avatar
By AB_85
05th Jul 2022 14:16

Agree (that was my reference to "is it deemed capital?" above.)

As regards time limits, I am never entirely sure on that point. Certainly there is a time limit of 4 years in IHTA84, but I don't believe that can be read across to say the income tax treatment on distribution. I agree with the principle though. Certainly any income that gets rolled up during a prescribed accumulation period must be capital.

Thanks (0)
avatar
By Joe Soap
05th Jul 2022 14:12

I appreciate that lots more details and info is needed for a fully informed reply - on which action could be taken.
The income (and there is income) is fully distributed each year - it all falls within the personal allowances of the minor beneficiares - and the tax pool carried forward is very small.

Thanks fot the thoughts though.

Thanks (0)
Replying to Joe Soap:
avatar
By Tax Dragon
05th Jul 2022 14:34

A further thought (I know I've gone way off topic! But having mentioned s31 already...) the trust may no longer be fully discretionary, even as regards who gets what. If this was set up for minors, some of whom are now majors, then s31 may be in point - and s31(1)(i)(b) then gives the majors an interest in possession (unless this was pre-empted).

I'll stop now :-)

Thanks (0)
Replying to Tax Dragon:
avatar
By Tax Dragon
05th Jul 2022 16:19

Tax Dragon wrote:

I'll stop now :-)

Except to add a reference to IHTM42808, which might be in point on the facts given - and the gaps therein. Or it might not. So might IHTM42816, for that matter (though only by previous action of the trustees).

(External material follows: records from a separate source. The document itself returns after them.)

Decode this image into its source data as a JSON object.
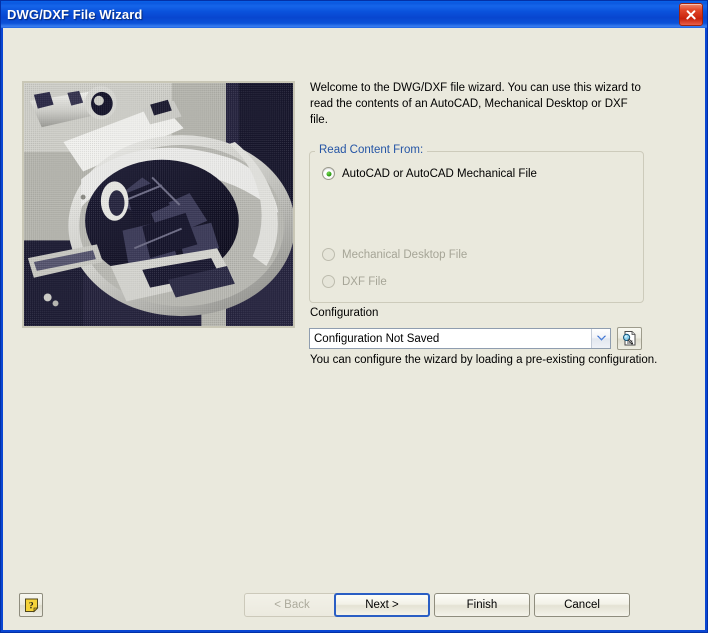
{
  "window": {
    "title": "DWG/DXF File Wizard",
    "close_icon": "close-icon",
    "background_color": "#eae9dd",
    "titlebar_color": "#0a51db"
  },
  "preview": {
    "name": "machine-photo",
    "alt": "Photograph of machinery"
  },
  "main": {
    "intro_text": "Welcome to the DWG/DXF file wizard. You can use this wizard to read the contents of an AutoCAD, Mechanical Desktop or DXF file.",
    "groupbox": {
      "legend": "Read Content From:",
      "legend_color": "#2555a5",
      "options": [
        {
          "label": "AutoCAD or AutoCAD Mechanical File",
          "checked": true,
          "enabled": true
        },
        {
          "label": "Mechanical Desktop File",
          "checked": false,
          "enabled": false
        },
        {
          "label": "DXF File",
          "checked": false,
          "enabled": false
        }
      ]
    },
    "configuration": {
      "label": "Configuration",
      "selected_value": "Configuration Not Saved",
      "dropdown_icon": "chevron-down-icon",
      "browse_icon": "document-search-icon",
      "hint": "You can configure the wizard by loading a pre-existing configuration."
    }
  },
  "footer": {
    "help_icon": "help-question-icon",
    "buttons": [
      {
        "label": "< Back",
        "enabled": false,
        "default": false
      },
      {
        "label": "Next >",
        "enabled": true,
        "default": true
      },
      {
        "label": "Finish",
        "enabled": true,
        "default": false
      },
      {
        "label": "Cancel",
        "enabled": true,
        "default": false
      }
    ]
  }
}
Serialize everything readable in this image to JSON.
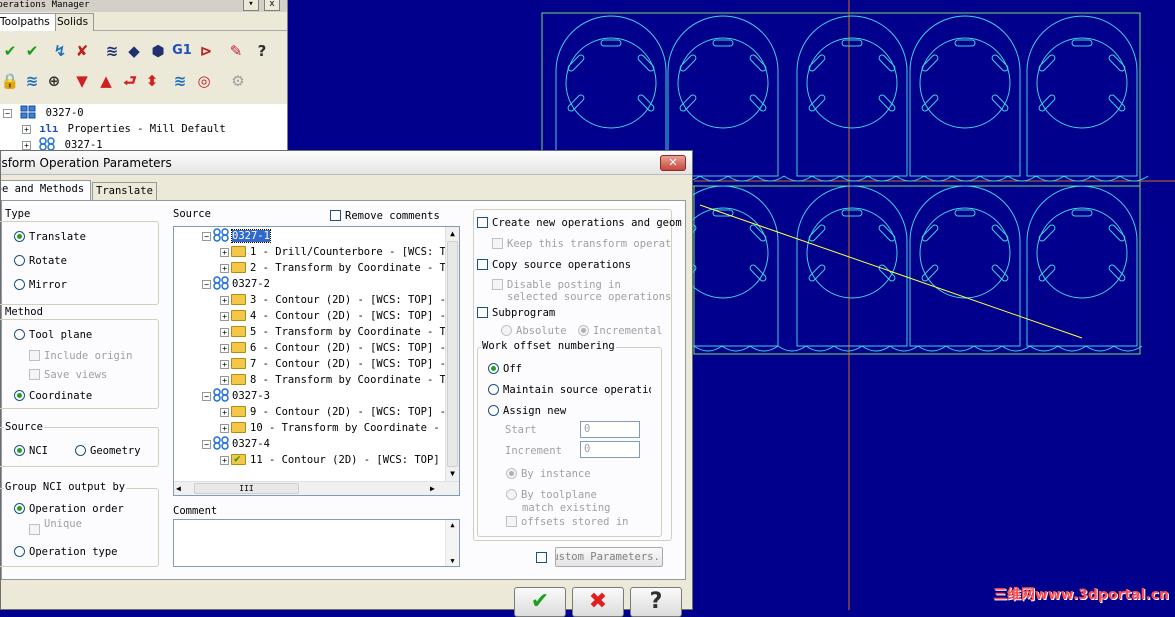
{
  "ops_manager": {
    "title": "Operations Manager",
    "tabs": [
      "Toolpaths",
      "Solids"
    ],
    "tree": [
      {
        "label": "0327-0"
      },
      {
        "label": "Properties - Mill Default"
      },
      {
        "label": "0327-1"
      }
    ]
  },
  "dialog": {
    "title": "Transform Operation Parameters",
    "tabs": [
      "Type and Methods",
      "Translate"
    ],
    "type": {
      "label": "Type",
      "options": [
        "Translate",
        "Rotate",
        "Mirror"
      ]
    },
    "method": {
      "label": "Method",
      "options": [
        "Tool plane",
        "Include origin",
        "Save views",
        "Coordinate"
      ]
    },
    "source_opt": {
      "label": "Source",
      "options": [
        "NCI",
        "Geometry"
      ]
    },
    "group_nci": {
      "label": "Group NCI output by",
      "options": [
        "Operation order",
        "Unique",
        "Operation type"
      ]
    },
    "source": {
      "label": "Source",
      "remove_comments": "Remove comments",
      "rows": [
        {
          "text": "0327-1",
          "kind": "group"
        },
        {
          "text": "1 - Drill/Counterbore - [WCS: T",
          "kind": "op"
        },
        {
          "text": "2 - Transform by Coordinate - T",
          "kind": "op"
        },
        {
          "text": "0327-2",
          "kind": "group"
        },
        {
          "text": "3 - Contour (2D) - [WCS: TOP] -",
          "kind": "op"
        },
        {
          "text": "4 - Contour (2D) - [WCS: TOP] -",
          "kind": "op"
        },
        {
          "text": "5 - Transform by Coordinate - T",
          "kind": "op"
        },
        {
          "text": "6 - Contour (2D) - [WCS: TOP] -",
          "kind": "op"
        },
        {
          "text": "7 - Contour (2D) - [WCS: TOP] -",
          "kind": "op"
        },
        {
          "text": "8 - Transform by Coordinate - T",
          "kind": "op"
        },
        {
          "text": "0327-3",
          "kind": "group"
        },
        {
          "text": "9 - Contour (2D) - [WCS: TOP] -",
          "kind": "op"
        },
        {
          "text": "10 - Transform by Coordinate -",
          "kind": "op"
        },
        {
          "text": "0327-4",
          "kind": "group"
        },
        {
          "text": "11 - Contour (2D) - [WCS: TOP]",
          "kind": "op"
        }
      ],
      "hscroll_thumb": "III"
    },
    "comment_label": "Comment",
    "right": {
      "create_new": "Create new operations and geom",
      "keep_transform": "Keep this transform operat",
      "copy_source": "Copy source operations",
      "disable_posting_1": "Disable posting in",
      "disable_posting_2": "selected source operations",
      "subprogram": "Subprogram",
      "absolute": "Absolute",
      "incremental": "Incremental",
      "work_offset": {
        "label": "Work offset numbering",
        "off": "Off",
        "maintain": "Maintain source operation",
        "assign_new": "Assign new",
        "start_label": "Start",
        "start_value": "0",
        "increment_label": "Increment",
        "increment_value": "0",
        "by_instance": "By instance",
        "by_toolplane": "By toolplane",
        "match_1": "match existing",
        "match_2": "offsets stored in"
      },
      "custom_params": "Custom Parameters."
    },
    "buttons": {
      "ok": "✔",
      "cancel": "✖",
      "help": "?"
    }
  },
  "watermark": "三维网www.3dportal.cn",
  "colors": {
    "background": "#00008c",
    "part": "#3fd0e0",
    "bounds": "#70e070",
    "axis": "#c87020",
    "chain": "#ffff40"
  }
}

In short, I agree my opening reply was too basic - even if it's right - and AB_85's first reply was a far better response.

Now I really am out.

Thanks (0)
Share this content